Gene-based medicine for equine muscle disorders

Horse genome research is improving understanding, diagnosis, treatment of patients
Mar 01, 2009

Photo 1: This foal has congenital flexure deformities of both front limbs. The right front is more severely affected, and the contracture of the deep digital flexure tendon has positioned the foot on the toe in the characteristic "ballerina" posture. The left fore is not as severly affected but a credit card still slides easily under the heel of the foot.
Researchers knew that the equine genome project eventually would lead to monumental discoveries and new methods of diagnosis and treatment of significant benefit to the horse.

Once the gene sequence, or DNA map, of the horse was completed, they could investigate abnormalities or "breaks" in that code. These abnormal genes could be identified and tests developed to look for their presence — all leading to better diagnosis.

Photo 2: PVC toe extensions were placed on the foal to attempt to stretch the tendons and return the limb to a more normal position.
Conditions that appeared clinically similar but which had different causes and etiologies could now potentially be distinguished from one another. Scientists hoped that further research would then lead to genetic modification therapy aimed at repairing those DNA abnormalities and allowing clinicians to treat and possibly cure some gene-based diseases.

Photo 3: The same foal 30 days later, after toe extension treatment.
While the veterinary community has not accomplished the repair-and-treatment phase just yet, the identification and diagnosis aspect of gene-based medicine is well under way.

One area that has benefited greatly from this is muscle disease in the horse. Muscle dysfunction — ranging from a mild, chronic stiffness or poor tone and development all the way to the massive contracture and severe spasms seen in full-blown rhabdomyolysis or tying-up cases observed in varying breeds and sports disciplines — is a common problem in performance horses.
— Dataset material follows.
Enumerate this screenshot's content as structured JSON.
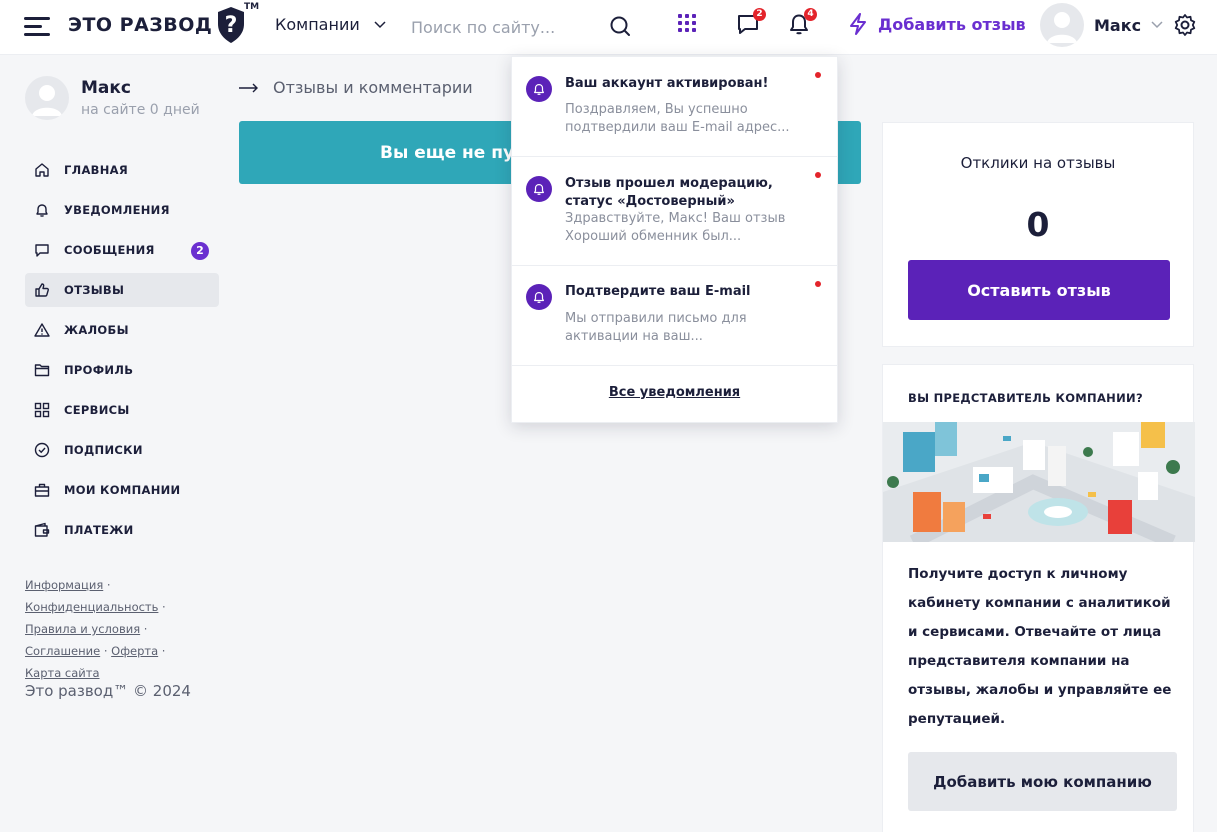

Clinicians have long been frustrated with these cases because many of them appear outwardly similar — tight to spastic muscle. The Quarter Horse roping mare that displays a consistently stiff hind-limb gait with slightly elevated muscle enzymes (creatine phosphokinase (CPK) and aspartate transaminase (AST, also called serum glutamic oxaloacetic transaminase, or SGOT) looks very much like a Dutch Warm Blood gelding experiencing the same short-strided gait and muscle stiffness. The tied-up endurance horse that, at 35 miles of a 100-mile event, stands sweating profusely, unable to move and producing classic coffee-colored urine, presents as similar a clinical picture as the young Thoroughbred in race training that also ties up after a relatively short but intense training gallop.
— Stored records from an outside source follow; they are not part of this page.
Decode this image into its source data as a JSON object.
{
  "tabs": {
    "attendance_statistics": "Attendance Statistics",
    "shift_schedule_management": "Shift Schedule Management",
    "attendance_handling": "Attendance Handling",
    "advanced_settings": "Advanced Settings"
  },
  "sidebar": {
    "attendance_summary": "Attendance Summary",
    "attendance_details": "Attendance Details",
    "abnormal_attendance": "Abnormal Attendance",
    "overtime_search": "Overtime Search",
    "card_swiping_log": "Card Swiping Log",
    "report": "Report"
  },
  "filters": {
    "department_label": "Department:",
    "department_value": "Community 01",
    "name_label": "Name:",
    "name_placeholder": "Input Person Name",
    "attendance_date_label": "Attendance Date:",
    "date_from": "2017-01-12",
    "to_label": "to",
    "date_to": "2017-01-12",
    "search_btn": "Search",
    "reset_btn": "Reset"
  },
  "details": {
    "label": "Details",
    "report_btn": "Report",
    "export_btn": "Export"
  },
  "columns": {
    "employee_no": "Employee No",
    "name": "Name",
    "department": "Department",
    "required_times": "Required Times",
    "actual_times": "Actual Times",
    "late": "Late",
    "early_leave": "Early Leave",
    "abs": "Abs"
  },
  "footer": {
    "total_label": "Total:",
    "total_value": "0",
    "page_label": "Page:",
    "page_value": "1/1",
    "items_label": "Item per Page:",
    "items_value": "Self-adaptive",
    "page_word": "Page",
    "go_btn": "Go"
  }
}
Photo 4A: Sonny, an endurance horse, tied up after running 40 miles at an event. The horse is sweating, has mild colic and shows the characteristic swollen, hard muscles typical of this condition. The owners placed a blanket on the hard rump muscles to keep them warm prior to treatment with intravenous fluid.
Veterinarians looking at all of these horses with their similar variations of tying-up-like signs and investigating their histories, uses, diets and other management factors, generally have been unable to connect them.